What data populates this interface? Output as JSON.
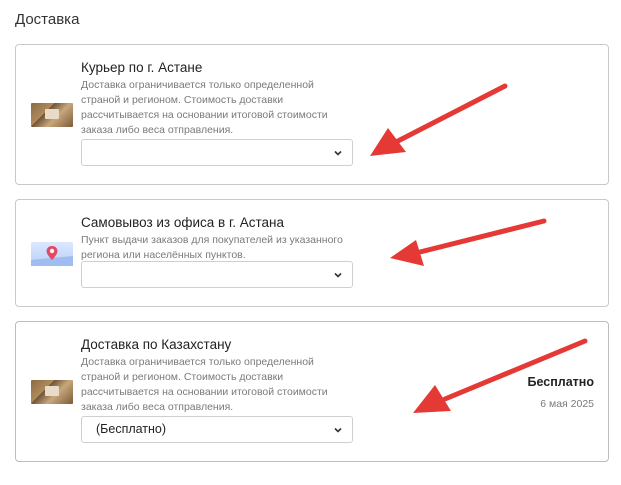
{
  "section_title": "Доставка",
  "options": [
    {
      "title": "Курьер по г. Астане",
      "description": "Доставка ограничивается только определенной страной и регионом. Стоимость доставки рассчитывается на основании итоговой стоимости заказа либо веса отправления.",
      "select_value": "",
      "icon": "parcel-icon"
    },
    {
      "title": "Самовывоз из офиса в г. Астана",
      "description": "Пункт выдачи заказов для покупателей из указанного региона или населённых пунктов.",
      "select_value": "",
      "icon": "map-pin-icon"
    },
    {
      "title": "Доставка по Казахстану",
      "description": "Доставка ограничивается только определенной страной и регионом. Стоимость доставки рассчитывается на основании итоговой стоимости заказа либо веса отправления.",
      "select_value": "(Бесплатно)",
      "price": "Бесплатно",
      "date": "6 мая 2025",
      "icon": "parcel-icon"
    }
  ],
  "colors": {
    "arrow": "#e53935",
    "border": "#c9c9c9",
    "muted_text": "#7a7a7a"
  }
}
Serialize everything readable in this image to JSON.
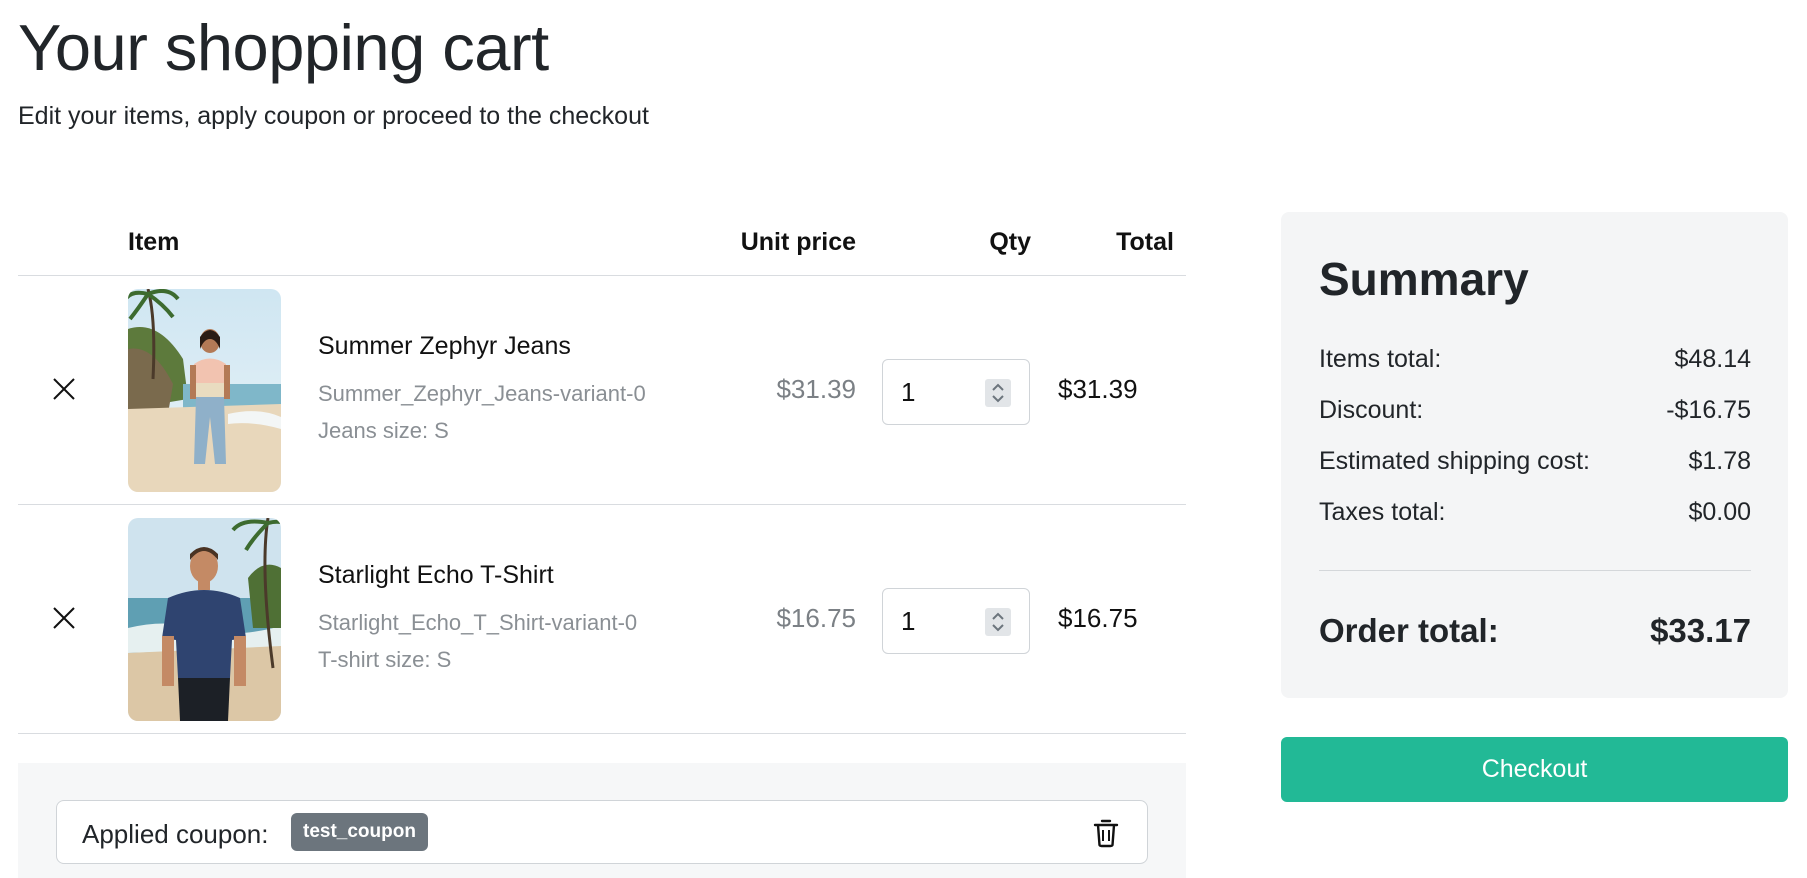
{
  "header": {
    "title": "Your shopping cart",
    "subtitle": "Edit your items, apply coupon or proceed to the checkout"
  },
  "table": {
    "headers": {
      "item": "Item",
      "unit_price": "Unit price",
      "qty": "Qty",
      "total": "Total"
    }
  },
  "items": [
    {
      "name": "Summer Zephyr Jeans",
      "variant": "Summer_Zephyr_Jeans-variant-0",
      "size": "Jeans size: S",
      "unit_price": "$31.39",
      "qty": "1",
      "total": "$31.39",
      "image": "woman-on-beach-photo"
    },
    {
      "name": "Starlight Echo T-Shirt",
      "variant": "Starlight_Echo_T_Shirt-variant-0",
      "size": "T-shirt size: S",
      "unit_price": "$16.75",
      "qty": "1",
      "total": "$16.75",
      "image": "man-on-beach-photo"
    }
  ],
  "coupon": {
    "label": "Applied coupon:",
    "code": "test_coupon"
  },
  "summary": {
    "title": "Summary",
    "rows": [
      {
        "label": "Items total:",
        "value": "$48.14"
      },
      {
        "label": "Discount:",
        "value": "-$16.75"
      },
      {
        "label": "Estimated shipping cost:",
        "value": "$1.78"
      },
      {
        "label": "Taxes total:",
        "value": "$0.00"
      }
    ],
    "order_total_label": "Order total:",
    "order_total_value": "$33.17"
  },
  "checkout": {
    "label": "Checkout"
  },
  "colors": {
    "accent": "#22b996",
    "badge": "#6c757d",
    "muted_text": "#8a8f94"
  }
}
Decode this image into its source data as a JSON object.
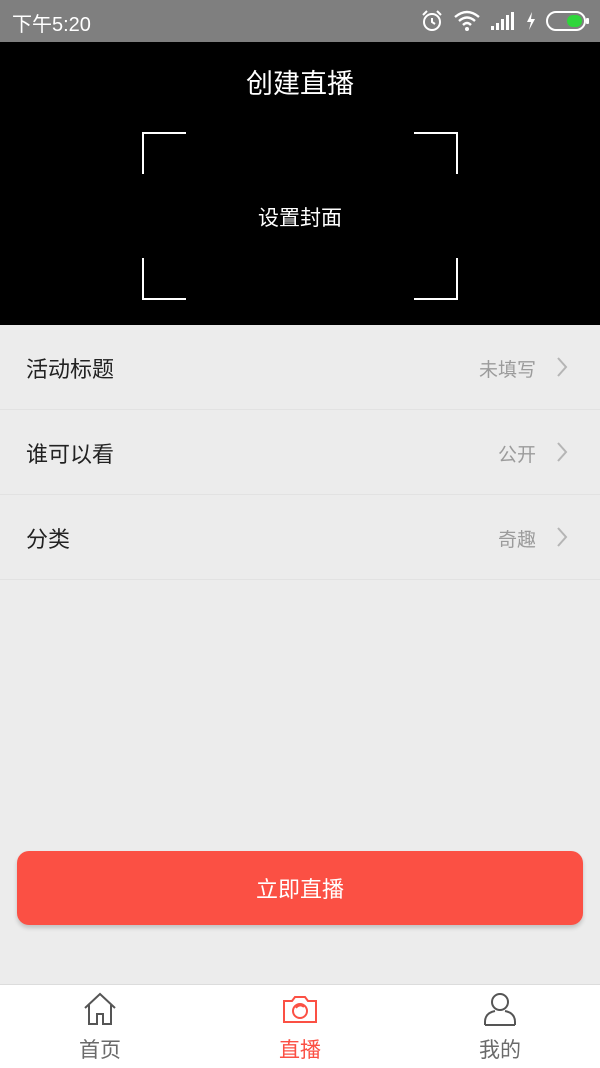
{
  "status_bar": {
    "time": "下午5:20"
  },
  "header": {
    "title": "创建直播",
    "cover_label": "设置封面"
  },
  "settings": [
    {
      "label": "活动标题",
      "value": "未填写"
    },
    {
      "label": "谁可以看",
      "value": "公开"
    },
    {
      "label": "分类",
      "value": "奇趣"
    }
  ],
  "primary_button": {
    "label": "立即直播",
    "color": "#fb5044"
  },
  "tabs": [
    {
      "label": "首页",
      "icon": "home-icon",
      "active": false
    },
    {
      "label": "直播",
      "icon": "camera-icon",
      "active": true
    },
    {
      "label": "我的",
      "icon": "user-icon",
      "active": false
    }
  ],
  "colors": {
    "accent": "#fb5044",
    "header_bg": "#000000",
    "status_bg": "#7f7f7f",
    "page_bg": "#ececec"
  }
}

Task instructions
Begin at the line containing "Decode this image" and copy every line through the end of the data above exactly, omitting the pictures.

Solved exercise
Decode this image into its source data as a JSON object.
{
  "status_bar": {
    "time": "下午5:20"
  },
  "header": {
    "title": "创建直播",
    "cover_label": "设置封面"
  },
  "settings": [
    {
      "label": "活动标题",
      "value": "未填写"
    },
    {
      "label": "谁可以看",
      "value": "公开"
    },
    {
      "label": "分类",
      "value": "奇趣"
    }
  ],
  "primary_button": {
    "label": "立即直播",
    "color": "#fb5044"
  },
  "tabs": [
    {
      "label": "首页",
      "icon": "home-icon",
      "active": false
    },
    {
      "label": "直播",
      "icon": "camera-icon",
      "active": true
    },
    {
      "label": "我的",
      "icon": "user-icon",
      "active": false
    }
  ],
  "colors": {
    "accent": "#fb5044",
    "header_bg": "#000000",
    "status_bg": "#7f7f7f",
    "page_bg": "#ececec"
  }
}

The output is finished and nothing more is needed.